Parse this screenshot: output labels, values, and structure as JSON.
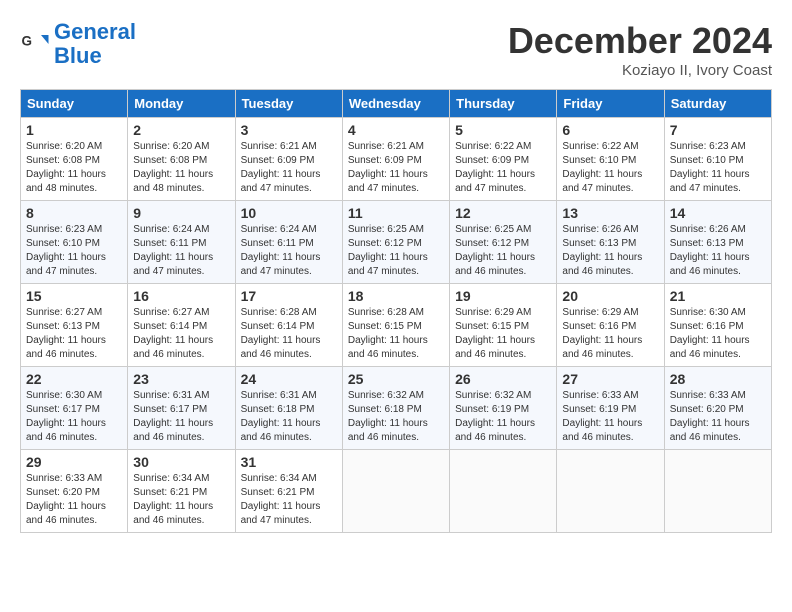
{
  "logo": {
    "line1": "General",
    "line2": "Blue"
  },
  "header": {
    "title": "December 2024",
    "subtitle": "Koziayo II, Ivory Coast"
  },
  "columns": [
    "Sunday",
    "Monday",
    "Tuesday",
    "Wednesday",
    "Thursday",
    "Friday",
    "Saturday"
  ],
  "weeks": [
    [
      {
        "day": "1",
        "info": "Sunrise: 6:20 AM\nSunset: 6:08 PM\nDaylight: 11 hours\nand 48 minutes."
      },
      {
        "day": "2",
        "info": "Sunrise: 6:20 AM\nSunset: 6:08 PM\nDaylight: 11 hours\nand 48 minutes."
      },
      {
        "day": "3",
        "info": "Sunrise: 6:21 AM\nSunset: 6:09 PM\nDaylight: 11 hours\nand 47 minutes."
      },
      {
        "day": "4",
        "info": "Sunrise: 6:21 AM\nSunset: 6:09 PM\nDaylight: 11 hours\nand 47 minutes."
      },
      {
        "day": "5",
        "info": "Sunrise: 6:22 AM\nSunset: 6:09 PM\nDaylight: 11 hours\nand 47 minutes."
      },
      {
        "day": "6",
        "info": "Sunrise: 6:22 AM\nSunset: 6:10 PM\nDaylight: 11 hours\nand 47 minutes."
      },
      {
        "day": "7",
        "info": "Sunrise: 6:23 AM\nSunset: 6:10 PM\nDaylight: 11 hours\nand 47 minutes."
      }
    ],
    [
      {
        "day": "8",
        "info": "Sunrise: 6:23 AM\nSunset: 6:10 PM\nDaylight: 11 hours\nand 47 minutes."
      },
      {
        "day": "9",
        "info": "Sunrise: 6:24 AM\nSunset: 6:11 PM\nDaylight: 11 hours\nand 47 minutes."
      },
      {
        "day": "10",
        "info": "Sunrise: 6:24 AM\nSunset: 6:11 PM\nDaylight: 11 hours\nand 47 minutes."
      },
      {
        "day": "11",
        "info": "Sunrise: 6:25 AM\nSunset: 6:12 PM\nDaylight: 11 hours\nand 47 minutes."
      },
      {
        "day": "12",
        "info": "Sunrise: 6:25 AM\nSunset: 6:12 PM\nDaylight: 11 hours\nand 46 minutes."
      },
      {
        "day": "13",
        "info": "Sunrise: 6:26 AM\nSunset: 6:13 PM\nDaylight: 11 hours\nand 46 minutes."
      },
      {
        "day": "14",
        "info": "Sunrise: 6:26 AM\nSunset: 6:13 PM\nDaylight: 11 hours\nand 46 minutes."
      }
    ],
    [
      {
        "day": "15",
        "info": "Sunrise: 6:27 AM\nSunset: 6:13 PM\nDaylight: 11 hours\nand 46 minutes."
      },
      {
        "day": "16",
        "info": "Sunrise: 6:27 AM\nSunset: 6:14 PM\nDaylight: 11 hours\nand 46 minutes."
      },
      {
        "day": "17",
        "info": "Sunrise: 6:28 AM\nSunset: 6:14 PM\nDaylight: 11 hours\nand 46 minutes."
      },
      {
        "day": "18",
        "info": "Sunrise: 6:28 AM\nSunset: 6:15 PM\nDaylight: 11 hours\nand 46 minutes."
      },
      {
        "day": "19",
        "info": "Sunrise: 6:29 AM\nSunset: 6:15 PM\nDaylight: 11 hours\nand 46 minutes."
      },
      {
        "day": "20",
        "info": "Sunrise: 6:29 AM\nSunset: 6:16 PM\nDaylight: 11 hours\nand 46 minutes."
      },
      {
        "day": "21",
        "info": "Sunrise: 6:30 AM\nSunset: 6:16 PM\nDaylight: 11 hours\nand 46 minutes."
      }
    ],
    [
      {
        "day": "22",
        "info": "Sunrise: 6:30 AM\nSunset: 6:17 PM\nDaylight: 11 hours\nand 46 minutes."
      },
      {
        "day": "23",
        "info": "Sunrise: 6:31 AM\nSunset: 6:17 PM\nDaylight: 11 hours\nand 46 minutes."
      },
      {
        "day": "24",
        "info": "Sunrise: 6:31 AM\nSunset: 6:18 PM\nDaylight: 11 hours\nand 46 minutes."
      },
      {
        "day": "25",
        "info": "Sunrise: 6:32 AM\nSunset: 6:18 PM\nDaylight: 11 hours\nand 46 minutes."
      },
      {
        "day": "26",
        "info": "Sunrise: 6:32 AM\nSunset: 6:19 PM\nDaylight: 11 hours\nand 46 minutes."
      },
      {
        "day": "27",
        "info": "Sunrise: 6:33 AM\nSunset: 6:19 PM\nDaylight: 11 hours\nand 46 minutes."
      },
      {
        "day": "28",
        "info": "Sunrise: 6:33 AM\nSunset: 6:20 PM\nDaylight: 11 hours\nand 46 minutes."
      }
    ],
    [
      {
        "day": "29",
        "info": "Sunrise: 6:33 AM\nSunset: 6:20 PM\nDaylight: 11 hours\nand 46 minutes."
      },
      {
        "day": "30",
        "info": "Sunrise: 6:34 AM\nSunset: 6:21 PM\nDaylight: 11 hours\nand 46 minutes."
      },
      {
        "day": "31",
        "info": "Sunrise: 6:34 AM\nSunset: 6:21 PM\nDaylight: 11 hours\nand 47 minutes."
      },
      {
        "day": "",
        "info": ""
      },
      {
        "day": "",
        "info": ""
      },
      {
        "day": "",
        "info": ""
      },
      {
        "day": "",
        "info": ""
      }
    ]
  ]
}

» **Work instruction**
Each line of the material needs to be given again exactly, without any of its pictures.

» **Task answer**
Parse this screenshot: output labels, values, and structure as JSON.
{
  "logo": {
    "line1": "General",
    "line2": "Blue"
  },
  "header": {
    "title": "December 2024",
    "subtitle": "Koziayo II, Ivory Coast"
  },
  "columns": [
    "Sunday",
    "Monday",
    "Tuesday",
    "Wednesday",
    "Thursday",
    "Friday",
    "Saturday"
  ],
  "weeks": [
    [
      {
        "day": "1",
        "info": "Sunrise: 6:20 AM\nSunset: 6:08 PM\nDaylight: 11 hours\nand 48 minutes."
      },
      {
        "day": "2",
        "info": "Sunrise: 6:20 AM\nSunset: 6:08 PM\nDaylight: 11 hours\nand 48 minutes."
      },
      {
        "day": "3",
        "info": "Sunrise: 6:21 AM\nSunset: 6:09 PM\nDaylight: 11 hours\nand 47 minutes."
      },
      {
        "day": "4",
        "info": "Sunrise: 6:21 AM\nSunset: 6:09 PM\nDaylight: 11 hours\nand 47 minutes."
      },
      {
        "day": "5",
        "info": "Sunrise: 6:22 AM\nSunset: 6:09 PM\nDaylight: 11 hours\nand 47 minutes."
      },
      {
        "day": "6",
        "info": "Sunrise: 6:22 AM\nSunset: 6:10 PM\nDaylight: 11 hours\nand 47 minutes."
      },
      {
        "day": "7",
        "info": "Sunrise: 6:23 AM\nSunset: 6:10 PM\nDaylight: 11 hours\nand 47 minutes."
      }
    ],
    [
      {
        "day": "8",
        "info": "Sunrise: 6:23 AM\nSunset: 6:10 PM\nDaylight: 11 hours\nand 47 minutes."
      },
      {
        "day": "9",
        "info": "Sunrise: 6:24 AM\nSunset: 6:11 PM\nDaylight: 11 hours\nand 47 minutes."
      },
      {
        "day": "10",
        "info": "Sunrise: 6:24 AM\nSunset: 6:11 PM\nDaylight: 11 hours\nand 47 minutes."
      },
      {
        "day": "11",
        "info": "Sunrise: 6:25 AM\nSunset: 6:12 PM\nDaylight: 11 hours\nand 47 minutes."
      },
      {
        "day": "12",
        "info": "Sunrise: 6:25 AM\nSunset: 6:12 PM\nDaylight: 11 hours\nand 46 minutes."
      },
      {
        "day": "13",
        "info": "Sunrise: 6:26 AM\nSunset: 6:13 PM\nDaylight: 11 hours\nand 46 minutes."
      },
      {
        "day": "14",
        "info": "Sunrise: 6:26 AM\nSunset: 6:13 PM\nDaylight: 11 hours\nand 46 minutes."
      }
    ],
    [
      {
        "day": "15",
        "info": "Sunrise: 6:27 AM\nSunset: 6:13 PM\nDaylight: 11 hours\nand 46 minutes."
      },
      {
        "day": "16",
        "info": "Sunrise: 6:27 AM\nSunset: 6:14 PM\nDaylight: 11 hours\nand 46 minutes."
      },
      {
        "day": "17",
        "info": "Sunrise: 6:28 AM\nSunset: 6:14 PM\nDaylight: 11 hours\nand 46 minutes."
      },
      {
        "day": "18",
        "info": "Sunrise: 6:28 AM\nSunset: 6:15 PM\nDaylight: 11 hours\nand 46 minutes."
      },
      {
        "day": "19",
        "info": "Sunrise: 6:29 AM\nSunset: 6:15 PM\nDaylight: 11 hours\nand 46 minutes."
      },
      {
        "day": "20",
        "info": "Sunrise: 6:29 AM\nSunset: 6:16 PM\nDaylight: 11 hours\nand 46 minutes."
      },
      {
        "day": "21",
        "info": "Sunrise: 6:30 AM\nSunset: 6:16 PM\nDaylight: 11 hours\nand 46 minutes."
      }
    ],
    [
      {
        "day": "22",
        "info": "Sunrise: 6:30 AM\nSunset: 6:17 PM\nDaylight: 11 hours\nand 46 minutes."
      },
      {
        "day": "23",
        "info": "Sunrise: 6:31 AM\nSunset: 6:17 PM\nDaylight: 11 hours\nand 46 minutes."
      },
      {
        "day": "24",
        "info": "Sunrise: 6:31 AM\nSunset: 6:18 PM\nDaylight: 11 hours\nand 46 minutes."
      },
      {
        "day": "25",
        "info": "Sunrise: 6:32 AM\nSunset: 6:18 PM\nDaylight: 11 hours\nand 46 minutes."
      },
      {
        "day": "26",
        "info": "Sunrise: 6:32 AM\nSunset: 6:19 PM\nDaylight: 11 hours\nand 46 minutes."
      },
      {
        "day": "27",
        "info": "Sunrise: 6:33 AM\nSunset: 6:19 PM\nDaylight: 11 hours\nand 46 minutes."
      },
      {
        "day": "28",
        "info": "Sunrise: 6:33 AM\nSunset: 6:20 PM\nDaylight: 11 hours\nand 46 minutes."
      }
    ],
    [
      {
        "day": "29",
        "info": "Sunrise: 6:33 AM\nSunset: 6:20 PM\nDaylight: 11 hours\nand 46 minutes."
      },
      {
        "day": "30",
        "info": "Sunrise: 6:34 AM\nSunset: 6:21 PM\nDaylight: 11 hours\nand 46 minutes."
      },
      {
        "day": "31",
        "info": "Sunrise: 6:34 AM\nSunset: 6:21 PM\nDaylight: 11 hours\nand 47 minutes."
      },
      {
        "day": "",
        "info": ""
      },
      {
        "day": "",
        "info": ""
      },
      {
        "day": "",
        "info": ""
      },
      {
        "day": "",
        "info": ""
      }
    ]
  ]
}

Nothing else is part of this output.